These changes in customer attitudes will unlock a wealth of opportunities for those who lead the technological change. However, they will also act as a massive wake-up call to traditional companies, which are running the risk of appearing irrelevant to digitally obsessed citizens. Consumers expect all services to which they subscribe to have an open communication channel that allows them to engage at the push of a button.
Our constant quest for convenience and collective expectations of instant gratification, where everything is just a click away, are increasing the technological pace. The digital demands of consumers are now driving technology forward when it was often thought to be the other way around.
The term "fintech" is increasingly being used to describe the tech start-up scene that is disrupting the financial sector. There is a realization that we need to speed up the processing time of mobile payments, loans and money transfers, for example, to drag the cautious industry into the 21st century.
With 81% of European households now online, it shouldn't be too much of a surprise that digital adoption of almost everything is gathering pace. Our smartphones hold the key to our entire lives, and this rapidly growing Hard Trend is only going to continue. A cab or a hotel room is available at the push of a button. Meanwhile, we can access reviews of restaurants or even bottles of wine just by pointing a phone at them; why shouldn't we be able to apply this technology to everything else?
You could be forgiven for asking: What about those who do not have a bank account? Are we unwittingly creating a divisive society? This fear is definitely not unfounded. However, I have worked with ...a number of fintech companies on the African continent that are bringing unparalleled innovations to the unbanked, who have traditionally been ignored.
Lowering the traditional barriers for consumers to remove financial exclusion is allowing fintech to be a key facilitator in the economic growth of Africa. No secret formula can be replicated across multiple countries, and the key to any form of disruption is developing a full understanding of the unique cultural nuances of a market and how its people interact with services.
Uber and Airbnb famously disrupted industries by eliminating universal customer pain points, offering users new value and convenience, and directly helping people find what they want fast. The future disruption of the financial industry is no different as technological change continues to drive consumer expectations.
Gartner recently reported that it believed that by the end of 2019, 25% of retail banks will use start-up providers to replace legacy online banking systems. Once again, the problem is with legacy vendors being too slow to react to the consumer requirements and demands around digital banking.
A new generation of providers is beginning to solve customers' frustrations and create opportunities. We are now moving further into this digital transformation where exponential change is creating endless possibilities. Ironically, the overprotective caution adopted by legacy leaders will ultimately be their downfall.
We often talk about how technology is disrupting industries, and this appears to have negative connotations. The truth is that it is consumers who are growing impatient with traditional institutions that are still desperately clinging to the old way of doing things. These users now have very high expectations from services, and their digital demands are increasing.

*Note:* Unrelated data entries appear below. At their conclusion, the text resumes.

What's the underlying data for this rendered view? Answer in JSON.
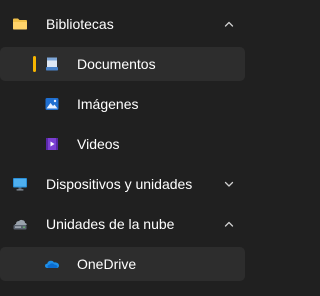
{
  "tree": {
    "bibliotecas": {
      "label": "Bibliotecas",
      "icon": "folder-icon"
    },
    "documentos": {
      "label": "Documentos",
      "icon": "documents-icon"
    },
    "imagenes": {
      "label": "Imágenes",
      "icon": "pictures-icon"
    },
    "videos": {
      "label": "Videos",
      "icon": "videos-icon"
    },
    "dispositivos": {
      "label": "Dispositivos y unidades",
      "icon": "monitor-icon"
    },
    "nube": {
      "label": "Unidades de la nube",
      "icon": "cloud-drive-icon"
    },
    "onedrive": {
      "label": "OneDrive",
      "icon": "onedrive-cloud-icon"
    }
  },
  "colors": {
    "background": "#202020",
    "selected_background": "#2d2d2d",
    "accent": "#f7b500"
  }
}
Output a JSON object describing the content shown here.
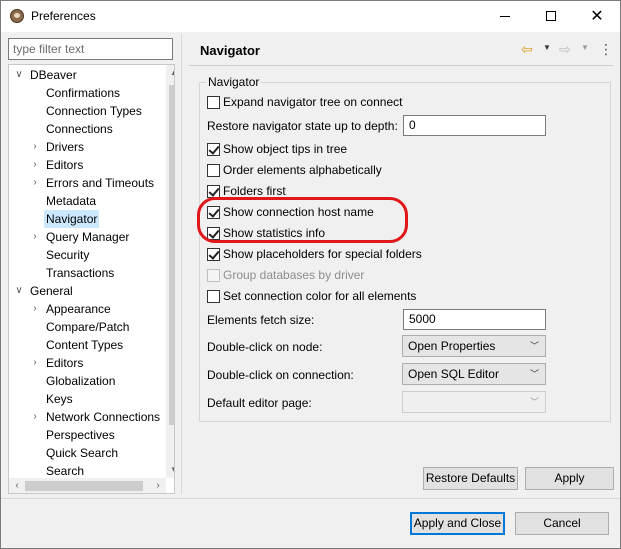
{
  "window": {
    "title": "Preferences",
    "minimize_glyph": "",
    "maximize_glyph": "",
    "close_glyph": "✕"
  },
  "sidebar": {
    "filter_placeholder": "type filter text",
    "tree": [
      {
        "label": "DBeaver",
        "level": 0,
        "arrow": "∨"
      },
      {
        "label": "Confirmations",
        "level": 1,
        "arrow": ""
      },
      {
        "label": "Connection Types",
        "level": 1,
        "arrow": ""
      },
      {
        "label": "Connections",
        "level": 1,
        "arrow": ""
      },
      {
        "label": "Drivers",
        "level": 1,
        "arrow": "›"
      },
      {
        "label": "Editors",
        "level": 1,
        "arrow": "›"
      },
      {
        "label": "Errors and Timeouts",
        "level": 1,
        "arrow": "›"
      },
      {
        "label": "Metadata",
        "level": 1,
        "arrow": ""
      },
      {
        "label": "Navigator",
        "level": 1,
        "arrow": "",
        "selected": true
      },
      {
        "label": "Query Manager",
        "level": 1,
        "arrow": "›"
      },
      {
        "label": "Security",
        "level": 1,
        "arrow": ""
      },
      {
        "label": "Transactions",
        "level": 1,
        "arrow": ""
      },
      {
        "label": "General",
        "level": 0,
        "arrow": "∨"
      },
      {
        "label": "Appearance",
        "level": 1,
        "arrow": "›"
      },
      {
        "label": "Compare/Patch",
        "level": 1,
        "arrow": ""
      },
      {
        "label": "Content Types",
        "level": 1,
        "arrow": ""
      },
      {
        "label": "Editors",
        "level": 1,
        "arrow": "›"
      },
      {
        "label": "Globalization",
        "level": 1,
        "arrow": ""
      },
      {
        "label": "Keys",
        "level": 1,
        "arrow": ""
      },
      {
        "label": "Network Connections",
        "level": 1,
        "arrow": "›"
      },
      {
        "label": "Perspectives",
        "level": 1,
        "arrow": ""
      },
      {
        "label": "Quick Search",
        "level": 1,
        "arrow": ""
      },
      {
        "label": "Search",
        "level": 1,
        "arrow": ""
      }
    ]
  },
  "page": {
    "title": "Navigator",
    "group_label": "Navigator",
    "checkboxes": [
      {
        "label": "Expand navigator tree on connect",
        "checked": false,
        "disabled": false
      },
      {
        "label": "Show object tips in tree",
        "checked": true,
        "disabled": false
      },
      {
        "label": "Order elements alphabetically",
        "checked": false,
        "disabled": false
      },
      {
        "label": "Folders first",
        "checked": true,
        "disabled": false
      },
      {
        "label": "Show connection host name",
        "checked": true,
        "disabled": false
      },
      {
        "label": "Show statistics info",
        "checked": true,
        "disabled": false
      },
      {
        "label": "Show placeholders for special folders",
        "checked": true,
        "disabled": false
      },
      {
        "label": "Group databases by driver",
        "checked": false,
        "disabled": true
      },
      {
        "label": "Set connection color for all elements",
        "checked": false,
        "disabled": false
      }
    ],
    "restore_depth_label": "Restore navigator state up to depth:",
    "restore_depth_value": "0",
    "fetch_size_label": "Elements fetch size:",
    "fetch_size_value": "5000",
    "double_click_node_label": "Double-click on node:",
    "double_click_node_value": "Open Properties",
    "double_click_conn_label": "Double-click on connection:",
    "double_click_conn_value": "Open SQL Editor",
    "default_editor_label": "Default editor page:",
    "default_editor_value": ""
  },
  "buttons": {
    "restore_defaults": "Restore Defaults",
    "apply": "Apply",
    "apply_and_close": "Apply and Close",
    "cancel": "Cancel"
  },
  "colors": {
    "highlight": "#e0161b",
    "selection": "#cce8ff",
    "default_button_border": "#0078d7"
  }
}
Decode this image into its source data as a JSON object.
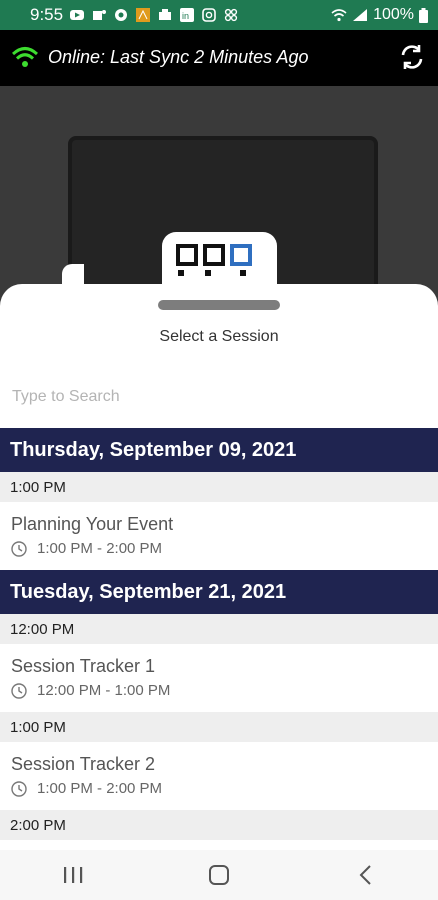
{
  "status_bar": {
    "time": "9:55",
    "battery": "100%",
    "icons": [
      "youtube-icon",
      "teams-icon",
      "chat-icon",
      "app-icon",
      "inbox-icon",
      "linkedin-icon",
      "instagram-icon",
      "slack-icon",
      "wifi-icon",
      "signal-icon",
      "battery-icon"
    ]
  },
  "sync": {
    "text": "Online: Last Sync 2 Minutes Ago",
    "wifi_color": "#3ddc2f"
  },
  "sheet": {
    "title": "Select a Session",
    "search_placeholder": "Type to Search"
  },
  "days": [
    {
      "date": "Thursday, September 09, 2021",
      "slots": [
        {
          "time": "1:00 PM",
          "sessions": [
            {
              "name": "Planning Your Event",
              "range": "1:00 PM - 2:00 PM"
            }
          ]
        }
      ]
    },
    {
      "date": "Tuesday, September 21, 2021",
      "slots": [
        {
          "time": "12:00 PM",
          "sessions": [
            {
              "name": "Session Tracker 1",
              "range": "12:00 PM - 1:00 PM"
            }
          ]
        },
        {
          "time": "1:00 PM",
          "sessions": [
            {
              "name": "Session Tracker 2",
              "range": "1:00 PM - 2:00 PM"
            }
          ]
        },
        {
          "time": "2:00 PM",
          "sessions": []
        }
      ]
    }
  ],
  "colors": {
    "status_bar": "#1f7a52",
    "date_header": "#1f2450",
    "time_header": "#eeeeee"
  }
}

If every person with a smartphone has the same questions -- Why didn't a cab driver think of Uber? Why didn't Barnes & Noble think of Amazon? Why didn't Blockbuster think of Netflix? And why didn't Marriott think of Airbnb? -- then why are businesses not adopting an Anticipatory Organization™ Mindset by identifying the Hard Trends that will happen and using that knowledge to act on the best new opportunities?
Technology famously works best when it solves real problems and delivers better services to bring businesses and customers closer together. Businesses need to wake up and see the new game-changing opportunities or face losing their customers to rivals that have a better way to identify their customers' unmet present and future needs.